> [Work item] Write out the entire listing below exactly, with the pictures left out.

########################################

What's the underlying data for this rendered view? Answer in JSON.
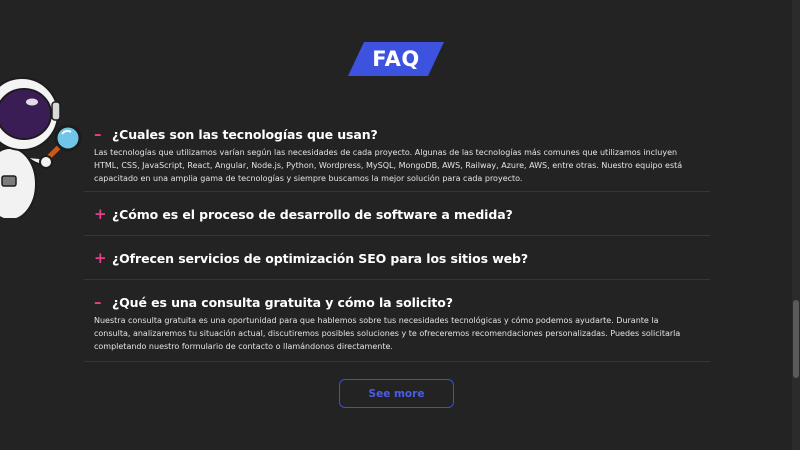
{
  "header": {
    "title": "FAQ"
  },
  "colors": {
    "background": "#232323",
    "accent_blue": "#3e52e0",
    "toggle_pink": "#e0418a",
    "divider": "#363636"
  },
  "faq": {
    "items": [
      {
        "toggle": "–",
        "question": "¿Cuales son las tecnologías que usan?",
        "answer": "Las tecnologías que utilizamos varían según las necesidades de cada proyecto. Algunas de las tecnologías más comunes que utilizamos incluyen HTML, CSS, JavaScript, React, Angular, Node.js, Python, Wordpress, MySQL, MongoDB, AWS, Railway, Azure, AWS, entre otras. Nuestro equipo está capacitado en una amplia gama de tecnologías y siempre buscamos la mejor solución para cada proyecto.",
        "expanded": true
      },
      {
        "toggle": "+",
        "question": "¿Cómo es el proceso de desarrollo de software a medida?",
        "expanded": false
      },
      {
        "toggle": "+",
        "question": "¿Ofrecen servicios de optimización SEO para los sitios web?",
        "expanded": false
      },
      {
        "toggle": "–",
        "question": "¿Qué es una consulta gratuita y cómo la solicito?",
        "answer": "Nuestra consulta gratuita es una oportunidad para que hablemos sobre tus necesidades tecnológicas y cómo podemos ayudarte. Durante la consulta, analizaremos tu situación actual, discutiremos posibles soluciones y te ofreceremos recomendaciones personalizadas. Puedes solicitarla completando nuestro formulario de contacto o llamándonos directamente.",
        "expanded": true
      }
    ]
  },
  "actions": {
    "see_more_label": "See more"
  },
  "icons": {
    "mascot": "astronaut-with-magnifier-icon"
  }
}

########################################

> [Written answer]
What's the underlying data for this rendered view? Answer in JSON.
{
  "header": {
    "title": "FAQ"
  },
  "colors": {
    "background": "#232323",
    "accent_blue": "#3e52e0",
    "toggle_pink": "#e0418a",
    "divider": "#363636"
  },
  "faq": {
    "items": [
      {
        "toggle": "–",
        "question": "¿Cuales son las tecnologías que usan?",
        "answer": "Las tecnologías que utilizamos varían según las necesidades de cada proyecto. Algunas de las tecnologías más comunes que utilizamos incluyen HTML, CSS, JavaScript, React, Angular, Node.js, Python, Wordpress, MySQL, MongoDB, AWS, Railway, Azure, AWS, entre otras. Nuestro equipo está capacitado en una amplia gama de tecnologías y siempre buscamos la mejor solución para cada proyecto.",
        "expanded": true
      },
      {
        "toggle": "+",
        "question": "¿Cómo es el proceso de desarrollo de software a medida?",
        "expanded": false
      },
      {
        "toggle": "+",
        "question": "¿Ofrecen servicios de optimización SEO para los sitios web?",
        "expanded": false
      },
      {
        "toggle": "–",
        "question": "¿Qué es una consulta gratuita y cómo la solicito?",
        "answer": "Nuestra consulta gratuita es una oportunidad para que hablemos sobre tus necesidades tecnológicas y cómo podemos ayudarte. Durante la consulta, analizaremos tu situación actual, discutiremos posibles soluciones y te ofreceremos recomendaciones personalizadas. Puedes solicitarla completando nuestro formulario de contacto o llamándonos directamente.",
        "expanded": true
      }
    ]
  },
  "actions": {
    "see_more_label": "See more"
  },
  "icons": {
    "mascot": "astronaut-with-magnifier-icon"
  }
}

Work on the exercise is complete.